Imerys Talc America, the company that supplied Johnson & Johnson with talc used to manufacture its popular Shower-to-Shower and Baby Powder products, has reportedly agreed to settle a talcum powder lawsuit filed on behalf of 22 women for at least $5 million.
All of the women are alleged to have developed ovarian cancer due to the regular and repeated use of Johnson & Johnson’s talc-based powders for feminine hygiene purposes.
Their case against Johnson & Johnson is currently at trial in Missouri’s 22nd Circuit Court in St. Louis. According to Bloomberg News, Imerys agreed to the talcum powder settlement just before the trial commenced. A spokesperson for the company confirmed the agreement.
Imerys has not admitted fault for any of the plaintiffs’ injuries and continues to deny that its talc was tainted with asbestos. The exact terms of the settlement will not be made public.
Johnson & Johnson and Imerys have been named defendants in more than 9,000 lawsuits alleging that the talc used to make Baby Powder and Shower-to-Shower was tainted with asbestos and caused long-time users to develop ovarian cancer or mesothelioma.
Johnson & Johnson has been on the losing end of two talcum powder mesothelioma trials.
Most recently, a California jury ordered the company and its talcum suppliers – including Imerys – to pay $27.1 million to a woman who claimed asbestos-tainted Baby Powder caused her mesothelioma. The jury later added an additional $4 million in punitive damages to that judgment, after finding that the healthcare products giant acted with malice, oppression or fraud.

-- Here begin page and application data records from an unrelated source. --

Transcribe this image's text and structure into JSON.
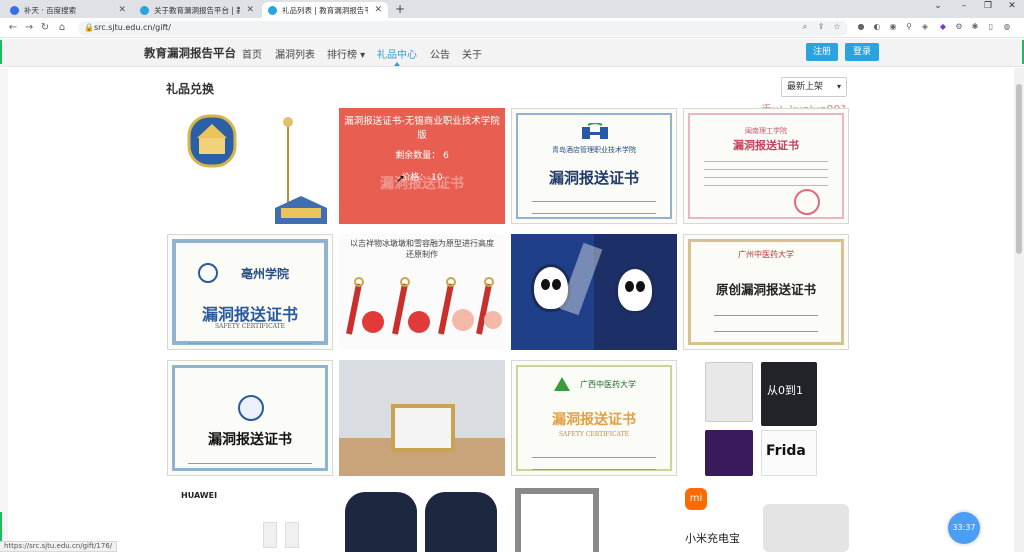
{
  "browser": {
    "tabs": [
      {
        "title": "补天 · 百度搜索",
        "favicon_color": "#3a6ee8"
      },
      {
        "title": "关于教育漏洞报告平台 | 教育漏...",
        "favicon_color": "#2aa4df"
      },
      {
        "title": "礼品列表 | 教育漏洞报告平台",
        "favicon_color": "#2aa4df"
      }
    ],
    "url": "src.sjtu.edu.cn/gift/",
    "status_url": "https://src.sjtu.edu.cn/gift/176/"
  },
  "site": {
    "brand": "教育漏洞报告平台",
    "nav": [
      {
        "label": "首页"
      },
      {
        "label": "漏洞列表"
      },
      {
        "label": "排行榜 ▾"
      },
      {
        "label": "礼品中心"
      },
      {
        "label": "公告"
      },
      {
        "label": "关于"
      }
    ],
    "register_label": "注册",
    "login_label": "登录"
  },
  "page": {
    "title": "礼品兑换",
    "sort_selected": "最新上架",
    "watermark": "一手v：kunlun991",
    "hover_gift": {
      "name": "漏洞报送证书-无锡商业职业技术学院版",
      "stock": "剩余数量：  6",
      "price": "价格：  10"
    },
    "gifts": [
      {
        "caption": ""
      },
      {
        "caption": "漏洞报送证书"
      },
      {
        "caption": "漏洞报送证书",
        "school": "青岛酒店管理职业技术学院"
      },
      {
        "caption": "漏洞报送证书",
        "school": "闽南理工学院"
      },
      {
        "caption": "漏洞报送证书",
        "school": "亳州学院",
        "sub": "SAFETY CERTIFICATE"
      },
      {
        "caption": "以吉祥物冰墩墩和雪容融为原型进行高度还原制作"
      },
      {
        "caption": ""
      },
      {
        "caption": "原创漏洞报送证书",
        "school": "广州中医药大学"
      },
      {
        "caption": "漏洞报送证书"
      },
      {
        "caption": ""
      },
      {
        "caption": "漏洞报送证书",
        "school": "广西中医药大学",
        "sub": "SAFETY CERTIFICATE"
      },
      {
        "caption": "从0到1",
        "extra": "Frida"
      },
      {
        "caption": "HUAWEI"
      },
      {
        "caption": ""
      },
      {
        "caption": ""
      },
      {
        "caption": "小米充电宝"
      }
    ]
  },
  "timer": "33:37"
}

In April, a jury in New Jersey’s Middlesex County Superior Court awarded $117 million in compensatory and punitive damages to a man who alleged that his life-long use of Baby Powder was the only possible explanation for his mesothelioma diagnosis. Johnson & Johnson was found 70% liable for the damages incurred by the plaintiff and his wife, while Imerys was found 30% responsible.
Johnson & Johnson did prevail in a California mesothelioma trial that concluded last November. Just yesterday, a mistrial was declared in a third California case after the plaintiff passed away.
A mistrial was also declared in a South Carolina mesothelioma trial, after the jury deadlocked.
Since February 2015, Missouri’s 22nd Circuit Court has concluded a half-dozen talcum powder ovarian cancer trials. Juries have found for plaintiffs in four of those cases:
The $72 million verdict was eventually dismissed to comply with new standards set by the U.S. Supreme Court’s recent ruling in Bristol-Myers Squibb v. Superior Court of California, which held that plaintiffs must file suit in jurisdictions where defendants are headquartered or where their injuries occurred.
However, the $110 million verdict was upheld, after the trial court concluded that jurisdiction was appropriate because Johnson & Johnson had used a Missouri-based company to label, package and distribute their talc products.
Johnson & Johnson is appealing the remaining Missouri verdicts that were awarded to out-of-state plaintiffs.